This sermon was given by our Reader Christine on Sunday 19 August.
In today’s readings, we start with a house with seven pillars, a banquet and the gathering of people to, “Come, eat of my bread and drink of the wine I have mixed”.
One of the things I find interesting in Proverbs is the fact that Wisdom is personified as a woman in a patriarchal society and a strong woman at that. One who builds her own house, which in society at the time would have been unthinkable and she builds it with seven pillars indicating that it would be an extremely large, grand house. She also prepares all the food, sets her table and sends out the invitation to dine. Only then does she send out her servant-girls to call the people in.
Wisdom is often associated with Solomon, David’s son, but she is also mentioned at the beginning of creation.
So, the seven pillars mentioned could symbolize the seven gifts of the Spirit, which are described as:
- Fear of the Lord, or wonder of the Lord.
Or it could be indicative of the seven days it took God to create the world.
The story itself is also very reminiscent of a parable told by Jesus, recoded in Matthew about a King inviting guests to his son’s wedding feast. Many of whom give excuses for not being able to go and he therefore extends that invitation to everyone around.
Paul writing to the Ephesians is extending that invitation and he is warning them about making wise and unwise decisions about how to live, because of the unrest during his time. He is warning them about the dangers of drinking too much wine and he is trying to guide them to follow Jesus, filled with the Spirit and to remain faithful through rejoicing and giving thanks to God.

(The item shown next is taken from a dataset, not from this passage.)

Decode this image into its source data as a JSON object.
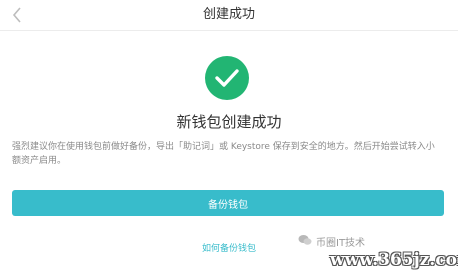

Jesus in John’s Gospel is describing how he is, “the living bread that came down from heaven,” and “Those who eat his flesh and drink his blood abide in me, and I in them.” Jesus has already said earlier in the chapter, “He who comes to me shall never hunger, and he who believes in me shall never thirst.”
However, to some of the people present at the time this is just too much and even some of his followers desert him.
As Lezley Stewart states, “We don’t often hear about people choosing to desert Jesus in this way, for we are more used to hearing about people joining his following. It is a stark reminder to us that the decision we make to follow Christ is not an easy one, and his teaching will continue to be challenging as we live our lives in faith.”
Unfortunately, those who deserted Jesus didn’t understand his message and to think of eating flesh and drinking blood came too close to cannibalism for them. The thought of drinking any blood was abhorrent to the Jews as well as being against their law. This reading is also before the Last Supper takes place and maybe it’s the first time Jesus has referred to his body and blood being the living bread that came down from heaven.
Jesus also refers back to the bread or manna that their ancestors ate and died, this is because the manna sent to them was sent only to sustain them on a daily basis, but Jesus’ flesh and blood is given for the forgiveness of sins and for eternal life.
I suppose if we think of the Eucharist and compare it to a meal, Jesus would be the main course, the one which fills us and nourish us the most.
As a child, I remember sitting down at the table as a family to eat a meal, especially on a Sunday and our Dad was fairly strict about table manners and respect. Although one of my brothers used to complain that he had got milder with us younger ones and we could often get away with things that my elder siblings couldn’t. However, the meal, especially on special occasion, may have consisted of a starter, main and pudding (dessert). However, one thing remained the same and that was that we had to ask permission to leave the table when we had finished eating.
After the meal we would often relax, we would be full and that would sustain us until breakfast.
We don’t have to ask God for permission to leave his table. God’s meal consists of more than what we can make, he offers us Jesus through the giving of his life, by his shedding his body and blood for our sins. Instead of us leaving his table, he gives us his Holy Spirit and the offer of taking the bread and wine to strengthen and sustain us spiritually.
However, we sometimes lose sight of what is expected of us. Jesus died to forgive our sins and offers us eternal life, but he asks us to give of ourselves and there are many ways we can let Jesus into our lives. He sacrificed his life for us and we need to let him become part of us.
How many of us when we’re busy and begin to feel a bit peckish will reach for a piece/bar of chocolate or packet of crisps. We know we should probably choose a piece of fruit like an apple or orange, but an orange is hard work as you need to peel it and then the juice runs down your fingers and you need to wash your hands before you can begin that job again.
Following Jesus and letting him into our lives is not easy, it’s like taking that orange and slowly peeling away the skin to reach the fruit at the centre. To follow Jesus takes prayer and commitment, perhaps in the form of reading, Bible study, meditation or becoming involved in a church activity or volunteering for something. I know personally that time management can be difficult, especially with family commitments and the demands of everyday life, but in those quiet moments, when time allows, God is waiting to hear from you and his table is always ready.
Let us pray
- Lord we thank you for the gift of hope that
- you generously give us and your loving
- and real presence in the Eucharist through
- Jesus Christ, our Lord and Saviour.
Christine Hardy, Reader
@ St. Margaret’s, Holyrood & St. George’s, Simister.